(Dataset rows describing interfaces)
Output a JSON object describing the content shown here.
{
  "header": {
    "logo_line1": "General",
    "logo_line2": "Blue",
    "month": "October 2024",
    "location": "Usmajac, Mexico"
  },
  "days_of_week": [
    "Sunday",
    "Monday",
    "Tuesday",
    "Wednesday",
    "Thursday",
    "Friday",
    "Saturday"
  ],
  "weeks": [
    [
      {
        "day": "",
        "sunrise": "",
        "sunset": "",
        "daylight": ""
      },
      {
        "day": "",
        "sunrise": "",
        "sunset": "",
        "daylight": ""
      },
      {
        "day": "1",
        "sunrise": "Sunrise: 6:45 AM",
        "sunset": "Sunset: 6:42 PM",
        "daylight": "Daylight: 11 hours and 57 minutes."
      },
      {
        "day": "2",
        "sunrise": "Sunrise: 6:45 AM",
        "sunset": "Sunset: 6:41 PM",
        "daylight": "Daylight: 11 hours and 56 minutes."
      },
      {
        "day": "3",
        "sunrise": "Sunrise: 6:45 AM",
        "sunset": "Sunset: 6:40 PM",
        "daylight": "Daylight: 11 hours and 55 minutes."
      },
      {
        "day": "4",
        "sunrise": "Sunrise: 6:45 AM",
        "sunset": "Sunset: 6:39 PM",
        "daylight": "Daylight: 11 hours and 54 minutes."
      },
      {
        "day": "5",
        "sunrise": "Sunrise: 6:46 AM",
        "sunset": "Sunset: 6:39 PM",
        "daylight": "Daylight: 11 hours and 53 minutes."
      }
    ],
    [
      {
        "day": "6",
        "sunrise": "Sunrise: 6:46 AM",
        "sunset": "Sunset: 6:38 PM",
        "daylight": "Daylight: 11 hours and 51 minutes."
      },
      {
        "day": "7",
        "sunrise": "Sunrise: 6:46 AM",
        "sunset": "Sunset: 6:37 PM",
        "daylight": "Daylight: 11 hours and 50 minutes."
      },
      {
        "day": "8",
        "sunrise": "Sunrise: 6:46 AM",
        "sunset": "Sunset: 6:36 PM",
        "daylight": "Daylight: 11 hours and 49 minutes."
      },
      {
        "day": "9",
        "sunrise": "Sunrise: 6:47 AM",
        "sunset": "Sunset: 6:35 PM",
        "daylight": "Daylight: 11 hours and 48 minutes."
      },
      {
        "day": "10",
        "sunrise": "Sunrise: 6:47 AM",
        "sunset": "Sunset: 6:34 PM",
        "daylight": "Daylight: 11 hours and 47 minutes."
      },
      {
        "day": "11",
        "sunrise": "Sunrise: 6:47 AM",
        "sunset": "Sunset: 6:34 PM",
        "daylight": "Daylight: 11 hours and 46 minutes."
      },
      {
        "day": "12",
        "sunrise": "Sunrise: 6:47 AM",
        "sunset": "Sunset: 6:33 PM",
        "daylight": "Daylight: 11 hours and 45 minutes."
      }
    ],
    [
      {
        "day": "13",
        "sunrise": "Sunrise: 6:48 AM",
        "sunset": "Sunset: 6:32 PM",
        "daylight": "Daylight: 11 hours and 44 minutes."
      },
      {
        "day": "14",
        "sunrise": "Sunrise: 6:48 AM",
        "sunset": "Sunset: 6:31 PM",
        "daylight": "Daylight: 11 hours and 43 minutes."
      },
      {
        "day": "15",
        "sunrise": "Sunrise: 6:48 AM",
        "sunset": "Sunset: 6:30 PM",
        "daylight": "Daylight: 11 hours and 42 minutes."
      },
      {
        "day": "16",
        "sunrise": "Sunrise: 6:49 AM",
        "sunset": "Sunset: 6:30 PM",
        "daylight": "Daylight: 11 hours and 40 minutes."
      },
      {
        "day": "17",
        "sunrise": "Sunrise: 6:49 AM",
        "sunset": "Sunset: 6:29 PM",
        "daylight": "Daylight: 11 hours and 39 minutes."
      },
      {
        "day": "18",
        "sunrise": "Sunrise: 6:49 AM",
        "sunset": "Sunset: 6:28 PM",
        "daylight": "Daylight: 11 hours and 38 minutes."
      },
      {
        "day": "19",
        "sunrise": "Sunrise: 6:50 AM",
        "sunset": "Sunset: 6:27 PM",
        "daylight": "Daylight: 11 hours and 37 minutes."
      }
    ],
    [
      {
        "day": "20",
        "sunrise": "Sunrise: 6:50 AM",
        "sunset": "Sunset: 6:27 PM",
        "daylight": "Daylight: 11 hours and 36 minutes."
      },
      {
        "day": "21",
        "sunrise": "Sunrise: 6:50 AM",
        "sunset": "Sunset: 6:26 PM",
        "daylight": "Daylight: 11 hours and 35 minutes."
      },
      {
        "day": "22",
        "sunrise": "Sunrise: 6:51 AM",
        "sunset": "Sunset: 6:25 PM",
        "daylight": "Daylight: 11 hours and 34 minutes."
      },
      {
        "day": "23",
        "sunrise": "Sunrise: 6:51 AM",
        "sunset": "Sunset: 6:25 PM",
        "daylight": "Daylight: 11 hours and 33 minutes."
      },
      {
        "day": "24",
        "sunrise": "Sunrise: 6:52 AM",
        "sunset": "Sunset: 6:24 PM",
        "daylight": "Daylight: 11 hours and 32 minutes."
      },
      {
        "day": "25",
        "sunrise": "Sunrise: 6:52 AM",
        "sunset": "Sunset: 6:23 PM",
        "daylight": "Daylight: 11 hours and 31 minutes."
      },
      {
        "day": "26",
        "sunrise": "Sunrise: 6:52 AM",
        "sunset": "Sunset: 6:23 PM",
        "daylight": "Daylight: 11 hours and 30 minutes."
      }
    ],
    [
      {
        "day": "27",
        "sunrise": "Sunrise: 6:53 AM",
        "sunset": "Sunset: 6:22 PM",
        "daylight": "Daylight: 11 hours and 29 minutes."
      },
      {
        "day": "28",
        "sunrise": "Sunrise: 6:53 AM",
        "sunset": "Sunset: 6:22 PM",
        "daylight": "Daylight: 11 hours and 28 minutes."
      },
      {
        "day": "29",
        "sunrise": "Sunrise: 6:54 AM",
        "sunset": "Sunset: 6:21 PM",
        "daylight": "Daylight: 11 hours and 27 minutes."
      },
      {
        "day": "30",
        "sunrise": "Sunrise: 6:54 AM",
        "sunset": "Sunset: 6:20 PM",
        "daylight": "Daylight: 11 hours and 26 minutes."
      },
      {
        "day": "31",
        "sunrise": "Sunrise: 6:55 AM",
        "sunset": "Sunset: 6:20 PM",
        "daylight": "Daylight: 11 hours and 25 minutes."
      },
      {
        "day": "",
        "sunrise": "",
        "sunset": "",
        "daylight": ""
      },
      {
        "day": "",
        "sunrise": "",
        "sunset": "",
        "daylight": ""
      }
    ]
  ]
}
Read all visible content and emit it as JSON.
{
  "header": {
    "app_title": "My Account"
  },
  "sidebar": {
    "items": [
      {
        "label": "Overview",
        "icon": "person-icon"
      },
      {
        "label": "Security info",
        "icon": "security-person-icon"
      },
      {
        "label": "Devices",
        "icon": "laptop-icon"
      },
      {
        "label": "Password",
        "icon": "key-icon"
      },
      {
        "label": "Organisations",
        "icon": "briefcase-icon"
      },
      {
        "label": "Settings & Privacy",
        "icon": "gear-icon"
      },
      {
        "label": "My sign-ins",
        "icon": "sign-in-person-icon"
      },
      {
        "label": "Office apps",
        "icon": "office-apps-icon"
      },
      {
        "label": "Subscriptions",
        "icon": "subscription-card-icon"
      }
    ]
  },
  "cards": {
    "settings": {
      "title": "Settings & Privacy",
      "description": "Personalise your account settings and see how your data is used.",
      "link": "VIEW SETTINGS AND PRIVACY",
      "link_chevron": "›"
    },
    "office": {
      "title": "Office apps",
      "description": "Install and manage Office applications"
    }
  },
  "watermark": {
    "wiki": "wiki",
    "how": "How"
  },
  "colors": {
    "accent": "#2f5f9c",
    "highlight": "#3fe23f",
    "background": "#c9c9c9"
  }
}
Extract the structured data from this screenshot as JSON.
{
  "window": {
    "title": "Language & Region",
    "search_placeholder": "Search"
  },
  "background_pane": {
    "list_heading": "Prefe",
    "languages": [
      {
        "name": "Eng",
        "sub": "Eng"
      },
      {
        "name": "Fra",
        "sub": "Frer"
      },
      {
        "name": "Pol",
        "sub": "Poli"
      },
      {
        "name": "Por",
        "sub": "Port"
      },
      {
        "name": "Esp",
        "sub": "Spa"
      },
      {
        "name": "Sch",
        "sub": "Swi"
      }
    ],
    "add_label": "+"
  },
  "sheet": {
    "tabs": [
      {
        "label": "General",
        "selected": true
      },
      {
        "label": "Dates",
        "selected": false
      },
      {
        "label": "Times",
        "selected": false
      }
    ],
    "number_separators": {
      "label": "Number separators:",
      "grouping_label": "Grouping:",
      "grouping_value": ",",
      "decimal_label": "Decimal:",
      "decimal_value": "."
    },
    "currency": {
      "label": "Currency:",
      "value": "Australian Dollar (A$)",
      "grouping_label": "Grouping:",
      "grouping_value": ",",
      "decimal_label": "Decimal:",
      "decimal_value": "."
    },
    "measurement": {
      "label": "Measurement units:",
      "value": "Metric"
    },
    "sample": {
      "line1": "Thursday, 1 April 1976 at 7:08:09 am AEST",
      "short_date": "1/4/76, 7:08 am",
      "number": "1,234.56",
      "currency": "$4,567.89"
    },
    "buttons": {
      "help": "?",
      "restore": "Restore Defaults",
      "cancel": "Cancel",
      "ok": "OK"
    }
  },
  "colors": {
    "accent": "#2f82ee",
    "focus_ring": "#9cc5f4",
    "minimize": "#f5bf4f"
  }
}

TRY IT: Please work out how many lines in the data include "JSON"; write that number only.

SOLUTION FOR THIS PROBLEM: 3